═══ SUPPLIED DATA

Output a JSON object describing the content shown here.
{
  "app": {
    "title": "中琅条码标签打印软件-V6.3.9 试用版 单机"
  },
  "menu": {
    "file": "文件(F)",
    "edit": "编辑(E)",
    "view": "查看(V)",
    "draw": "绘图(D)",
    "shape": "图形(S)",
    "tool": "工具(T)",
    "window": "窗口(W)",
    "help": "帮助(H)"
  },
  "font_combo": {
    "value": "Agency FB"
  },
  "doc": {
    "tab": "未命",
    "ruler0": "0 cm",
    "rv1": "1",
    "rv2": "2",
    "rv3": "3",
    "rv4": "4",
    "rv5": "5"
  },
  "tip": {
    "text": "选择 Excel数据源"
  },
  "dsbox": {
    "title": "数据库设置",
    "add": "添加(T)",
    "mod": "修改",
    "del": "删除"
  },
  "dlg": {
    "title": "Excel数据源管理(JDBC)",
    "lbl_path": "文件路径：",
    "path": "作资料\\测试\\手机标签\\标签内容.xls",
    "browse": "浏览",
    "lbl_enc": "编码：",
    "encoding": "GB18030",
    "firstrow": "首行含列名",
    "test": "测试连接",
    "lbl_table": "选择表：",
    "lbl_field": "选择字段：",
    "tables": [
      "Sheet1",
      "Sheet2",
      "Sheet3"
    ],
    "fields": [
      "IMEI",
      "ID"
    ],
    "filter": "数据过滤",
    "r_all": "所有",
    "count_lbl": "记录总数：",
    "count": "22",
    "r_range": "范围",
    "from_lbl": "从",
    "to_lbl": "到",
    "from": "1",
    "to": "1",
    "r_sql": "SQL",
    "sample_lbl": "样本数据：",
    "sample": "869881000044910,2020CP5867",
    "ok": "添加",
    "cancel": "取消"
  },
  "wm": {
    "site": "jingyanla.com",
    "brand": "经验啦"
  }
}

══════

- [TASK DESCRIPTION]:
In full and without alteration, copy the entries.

- [SOLVED EXERCISE]:
Output a JSON object describing the content shown here.
{
  "app": {
    "title": "中琅条码标签打印软件-V6.3.9 试用版 单机"
  },
  "menu": {
    "file": "文件(F)",
    "edit": "编辑(E)",
    "view": "查看(V)",
    "draw": "绘图(D)",
    "shape": "图形(S)",
    "tool": "工具(T)",
    "window": "窗口(W)",
    "help": "帮助(H)"
  },
  "font_combo": {
    "value": "Agency FB"
  },
  "doc": {
    "tab": "未命",
    "ruler0": "0 cm",
    "rv1": "1",
    "rv2": "2",
    "rv3": "3",
    "rv4": "4",
    "rv5": "5"
  },
  "tip": {
    "text": "选择 Excel数据源"
  },
  "dsbox": {
    "title": "数据库设置",
    "add": "添加(T)",
    "mod": "修改",
    "del": "删除"
  },
  "dlg": {
    "title": "Excel数据源管理(JDBC)",
    "lbl_path": "文件路径：",
    "path": "作资料\\测试\\手机标签\\标签内容.xls",
    "browse": "浏览",
    "lbl_enc": "编码：",
    "encoding": "GB18030",
    "firstrow": "首行含列名",
    "test": "测试连接",
    "lbl_table": "选择表：",
    "lbl_field": "选择字段：",
    "tables": [
      "Sheet1",
      "Sheet2",
      "Sheet3"
    ],
    "fields": [
      "IMEI",
      "ID"
    ],
    "filter": "数据过滤",
    "r_all": "所有",
    "count_lbl": "记录总数：",
    "count": "22",
    "r_range": "范围",
    "from_lbl": "从",
    "to_lbl": "到",
    "from": "1",
    "to": "1",
    "r_sql": "SQL",
    "sample_lbl": "样本数据：",
    "sample": "869881000044910,2020CP5867",
    "ok": "添加",
    "cancel": "取消"
  },
  "wm": {
    "site": "jingyanla.com",
    "brand": "经验啦"
  }
}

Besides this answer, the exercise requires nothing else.